- WHAT IS NEEDED -
Output the entries verbatim, including every line.

- EXTRACTED RECORDS -
■ ■ ■
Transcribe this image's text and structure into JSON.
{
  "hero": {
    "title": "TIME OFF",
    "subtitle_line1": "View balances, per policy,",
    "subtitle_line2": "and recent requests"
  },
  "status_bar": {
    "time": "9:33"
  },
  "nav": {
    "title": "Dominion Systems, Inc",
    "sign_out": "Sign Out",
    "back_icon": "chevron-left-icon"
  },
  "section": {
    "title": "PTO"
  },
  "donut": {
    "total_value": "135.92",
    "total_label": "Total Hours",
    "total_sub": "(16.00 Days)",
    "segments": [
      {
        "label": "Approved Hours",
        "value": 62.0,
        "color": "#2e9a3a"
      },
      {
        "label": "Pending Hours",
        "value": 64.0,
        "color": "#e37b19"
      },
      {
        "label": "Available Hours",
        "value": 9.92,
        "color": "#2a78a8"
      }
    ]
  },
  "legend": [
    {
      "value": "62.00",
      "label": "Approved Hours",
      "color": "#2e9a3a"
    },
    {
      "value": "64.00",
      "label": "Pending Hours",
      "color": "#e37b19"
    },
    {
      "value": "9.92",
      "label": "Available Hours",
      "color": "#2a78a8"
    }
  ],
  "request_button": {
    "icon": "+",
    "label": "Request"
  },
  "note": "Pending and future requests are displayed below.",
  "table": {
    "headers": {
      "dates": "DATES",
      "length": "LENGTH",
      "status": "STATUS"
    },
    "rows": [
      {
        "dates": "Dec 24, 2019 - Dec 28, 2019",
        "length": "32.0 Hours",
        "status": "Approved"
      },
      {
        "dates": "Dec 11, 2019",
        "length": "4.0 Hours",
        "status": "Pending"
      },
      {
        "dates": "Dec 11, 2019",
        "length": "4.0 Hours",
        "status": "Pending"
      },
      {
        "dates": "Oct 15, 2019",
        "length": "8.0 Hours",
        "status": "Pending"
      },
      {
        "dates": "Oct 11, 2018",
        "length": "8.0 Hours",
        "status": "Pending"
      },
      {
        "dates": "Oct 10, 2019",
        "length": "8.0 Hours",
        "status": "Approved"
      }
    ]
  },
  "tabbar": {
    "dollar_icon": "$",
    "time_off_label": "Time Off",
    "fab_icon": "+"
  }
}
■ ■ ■
- WRITTEN REPLY -
Transcribe this image's text and structure into JSON.
{
  "hero": {
    "title": "TIME OFF",
    "subtitle_line1": "View balances, per policy,",
    "subtitle_line2": "and recent requests"
  },
  "status_bar": {
    "time": "9:33"
  },
  "nav": {
    "title": "Dominion Systems, Inc",
    "sign_out": "Sign Out",
    "back_icon": "chevron-left-icon"
  },
  "section": {
    "title": "PTO"
  },
  "donut": {
    "total_value": "135.92",
    "total_label": "Total Hours",
    "total_sub": "(16.00 Days)",
    "segments": [
      {
        "label": "Approved Hours",
        "value": 62.0,
        "color": "#2e9a3a"
      },
      {
        "label": "Pending Hours",
        "value": 64.0,
        "color": "#e37b19"
      },
      {
        "label": "Available Hours",
        "value": 9.92,
        "color": "#2a78a8"
      }
    ]
  },
  "legend": [
    {
      "value": "62.00",
      "label": "Approved Hours",
      "color": "#2e9a3a"
    },
    {
      "value": "64.00",
      "label": "Pending Hours",
      "color": "#e37b19"
    },
    {
      "value": "9.92",
      "label": "Available Hours",
      "color": "#2a78a8"
    }
  ],
  "request_button": {
    "icon": "+",
    "label": "Request"
  },
  "note": "Pending and future requests are displayed below.",
  "table": {
    "headers": {
      "dates": "DATES",
      "length": "LENGTH",
      "status": "STATUS"
    },
    "rows": [
      {
        "dates": "Dec 24, 2019 - Dec 28, 2019",
        "length": "32.0 Hours",
        "status": "Approved"
      },
      {
        "dates": "Dec 11, 2019",
        "length": "4.0 Hours",
        "status": "Pending"
      },
      {
        "dates": "Dec 11, 2019",
        "length": "4.0 Hours",
        "status": "Pending"
      },
      {
        "dates": "Oct 15, 2019",
        "length": "8.0 Hours",
        "status": "Pending"
      },
      {
        "dates": "Oct 11, 2018",
        "length": "8.0 Hours",
        "status": "Pending"
      },
      {
        "dates": "Oct 10, 2019",
        "length": "8.0 Hours",
        "status": "Approved"
      }
    ]
  },
  "tabbar": {
    "dollar_icon": "$",
    "time_off_label": "Time Off",
    "fab_icon": "+"
  }
}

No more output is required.